The smartphone industry is put under a lot of scrutiny and analysis year after year, and rightly so. It is one of the biggest industries in the world and one of the cornerstones of the technology industry at large. However, there are certainly other markets that have emerged as a direct consequence of the smartphone industry. These markets that feed off the popularity of smartphones are becoming quite sizable in their own right. The most notable example of such an industry is the tech wearables industry. Over the past few years, the increased proliferation of smartphones and the emergence of smartwatches has boosted the industry with rapid growth and consumer adoption.
Gartner recently released a report on the current state of the wearables market across the world. Let us have a closer look at the report’s findings and what they might mean for the industry in general.
Bluetooth Headsets And Smartwatches Driving Industry Growth

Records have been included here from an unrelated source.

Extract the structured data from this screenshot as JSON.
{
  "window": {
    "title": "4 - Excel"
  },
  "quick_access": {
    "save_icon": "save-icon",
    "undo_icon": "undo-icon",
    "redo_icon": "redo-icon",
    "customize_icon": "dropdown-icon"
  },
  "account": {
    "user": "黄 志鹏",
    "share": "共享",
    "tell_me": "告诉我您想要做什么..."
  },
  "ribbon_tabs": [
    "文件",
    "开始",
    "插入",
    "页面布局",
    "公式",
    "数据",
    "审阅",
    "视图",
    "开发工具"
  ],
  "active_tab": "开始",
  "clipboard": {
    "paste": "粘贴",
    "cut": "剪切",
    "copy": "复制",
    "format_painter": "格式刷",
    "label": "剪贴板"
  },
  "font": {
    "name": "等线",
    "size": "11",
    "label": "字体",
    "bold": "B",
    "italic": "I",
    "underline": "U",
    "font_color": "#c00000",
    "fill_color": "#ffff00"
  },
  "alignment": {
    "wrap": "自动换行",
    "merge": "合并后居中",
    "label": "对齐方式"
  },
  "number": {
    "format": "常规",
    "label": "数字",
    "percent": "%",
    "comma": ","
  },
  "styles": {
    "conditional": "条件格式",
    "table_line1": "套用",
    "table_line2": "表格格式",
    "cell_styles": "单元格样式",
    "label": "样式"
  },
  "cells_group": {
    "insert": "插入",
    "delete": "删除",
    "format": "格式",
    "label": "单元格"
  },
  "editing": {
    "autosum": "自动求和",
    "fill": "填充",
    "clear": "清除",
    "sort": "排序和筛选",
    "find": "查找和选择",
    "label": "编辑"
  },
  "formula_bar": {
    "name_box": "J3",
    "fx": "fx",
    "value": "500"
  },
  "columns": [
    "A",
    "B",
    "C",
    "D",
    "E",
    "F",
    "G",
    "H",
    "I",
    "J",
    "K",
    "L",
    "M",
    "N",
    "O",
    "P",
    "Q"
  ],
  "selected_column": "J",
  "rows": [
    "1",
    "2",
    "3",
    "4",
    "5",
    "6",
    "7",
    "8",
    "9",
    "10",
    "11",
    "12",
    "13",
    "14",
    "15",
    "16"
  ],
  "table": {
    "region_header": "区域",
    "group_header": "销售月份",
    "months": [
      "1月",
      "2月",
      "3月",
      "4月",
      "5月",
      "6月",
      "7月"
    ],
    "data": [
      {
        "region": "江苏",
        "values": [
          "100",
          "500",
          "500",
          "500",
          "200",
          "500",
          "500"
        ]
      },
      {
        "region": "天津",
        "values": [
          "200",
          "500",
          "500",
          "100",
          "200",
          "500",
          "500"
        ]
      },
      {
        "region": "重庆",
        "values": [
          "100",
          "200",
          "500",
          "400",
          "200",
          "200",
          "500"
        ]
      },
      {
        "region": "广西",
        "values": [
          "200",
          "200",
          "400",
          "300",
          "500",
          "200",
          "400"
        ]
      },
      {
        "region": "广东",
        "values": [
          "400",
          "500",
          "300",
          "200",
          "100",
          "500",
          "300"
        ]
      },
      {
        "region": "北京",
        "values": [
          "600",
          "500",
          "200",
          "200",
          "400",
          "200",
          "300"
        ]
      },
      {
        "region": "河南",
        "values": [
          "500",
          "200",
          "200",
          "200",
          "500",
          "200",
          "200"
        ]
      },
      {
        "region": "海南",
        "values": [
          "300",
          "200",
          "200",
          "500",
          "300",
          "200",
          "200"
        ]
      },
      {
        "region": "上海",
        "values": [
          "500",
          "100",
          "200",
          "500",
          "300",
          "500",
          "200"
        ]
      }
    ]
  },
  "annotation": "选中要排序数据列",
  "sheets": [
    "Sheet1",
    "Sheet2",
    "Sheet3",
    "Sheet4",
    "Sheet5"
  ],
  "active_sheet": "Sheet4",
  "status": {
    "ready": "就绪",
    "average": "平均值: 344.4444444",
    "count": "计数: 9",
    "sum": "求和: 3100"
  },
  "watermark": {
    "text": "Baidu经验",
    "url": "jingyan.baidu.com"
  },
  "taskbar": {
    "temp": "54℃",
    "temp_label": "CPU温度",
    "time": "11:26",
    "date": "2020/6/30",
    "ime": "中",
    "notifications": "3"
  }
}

Sales forecasts for the wearables industry for 2017 are very positive. Gartner estimates 310.4 million wearable devices in sales worldwide, representing an increase of 16.7% YoY over 2016. These sales will amount to a net revenue of around $30.5 billion.
The biggest contributor to sales numbers continues to be the Bluetooth headset category, with an estimated 150 million unit sales in 2017. This represents a 16.7% YoY growth over last year’s 128.5 million sales. This category is expected to grow throughout 2021 when sales are expected to number over 200 million. A large huge driving factor behind this growth is undoubtedly the emerging trend of eliminating the traditional 3.5 mm headphone jack from some newer smartphones. Apple started this trend with the iPhone 7/7 Plus, and many other OEMs are expected to follow the suite in the near future.
Another significant contributor is the smartwatch segment. The sales of Smartwatch is expected to touch 41.5 million in 2017, a 19.3% YoY increase over 2016. Smartwatches also have a much higher revenue share than expected at $9.3 billion. This number is over 30% of the total wearables industry revenue. Strong growth is expected in this industry, with sales almost doubling to 80.96 million by 2021.
The Evolution Of The Smartwatch
One of the more interesting facets of the report was the unexpected direction smartwatches are heading in. Traditional smartwatches in the vein of Android Wear haven’t quite taken off. In fact, smartwatches made by tech companies like Asus, Huawei, LG, Samsung, and Sony are estimated to account for only 15% of the total smartwatch sales by 2021.
The only smartwatch manufactured by a tech company that has managed to be successful is the Apple Watch. Apple currently holds nearly 33% market share in the smartwatch industry. By 2021, Apple is still expected to maintain a respectable 25% market share. Sales here will be driven by expanding feature sets, such as direct cellular connectivity, texting, etc.
However, smartwatches are expected to experience significant growth from more lifestyle-oriented markets and products. One of the sub-categories is kids’ smartwatches, which will account for 30% of unit sales by 2021. These smartwatches are likely to act as a stepping stone for kids up to 13 years of age before parents buy them their first smartphone. The second sub-category expected to drive sales is the luxury and fashion smartwatch segment.
The arrival of smartwatches was met with divisive opinions. Many felt that they were a natural evolution of the traditional mechanical and digital watches, and would eventually replace them. Others felt that luxury watches would always have their place in their market as their demand was predicated on their value as fashion and jewellery accessories rather than functional technology. What actually happened was a little of both. Smartwatches struggled through much of their early years, with only the Apple Watch managing to gain any real momentum. Meanwhile, the luxury Swiss watch industry has been experiencing a decline for the past three years.
Of course, both products have certain desirable traits unique to them that appeal to customers. Luxury smartwatches have longevity and act as a fashion statement as much as a timepiece. On the other hand, smartwatches eclipse their predecessors from a pure functionality perspective. Now, many luxury watch makers like Fossil, Montblanc, Tag Heuer and more are coming up with smartwatches of their own in an effort to get the best of both worlds. Gartner believes that these brands will attempt to capture a younger demographic with this new line of luxury smartwatches. As a result, fashion and luxury smartwatches are expected to account for 25% or 20.25 million sales by 2021. This suggests that consumers see watches as lifestyle products as much as tech devices.
Sports Watches And Fitness Monitors To Stagnate
Head mounted displays (HMDs) are still in their nascent stages in terms of consumer adoption. Sales estimates for 2017 are a modest 22 million. However, HMDs form a key part of a very promising Virtual Reality industry and sales are sure to pick up in the future. Key avenues for growth include video gaming, manufacturing, training and design and even customer interaction in retail and entertainment industries. Gartner estimates 67.17 million yearly sales by 2021.
On the other hand, sales of sports watches have stagnated. Growth in this segment over the next five years is practically negligible. Similarly, fitness monitor sales are expected to stagnate in the near future. However, sales are expected to pick up after 2018 and number in at almost 59 million by 2021.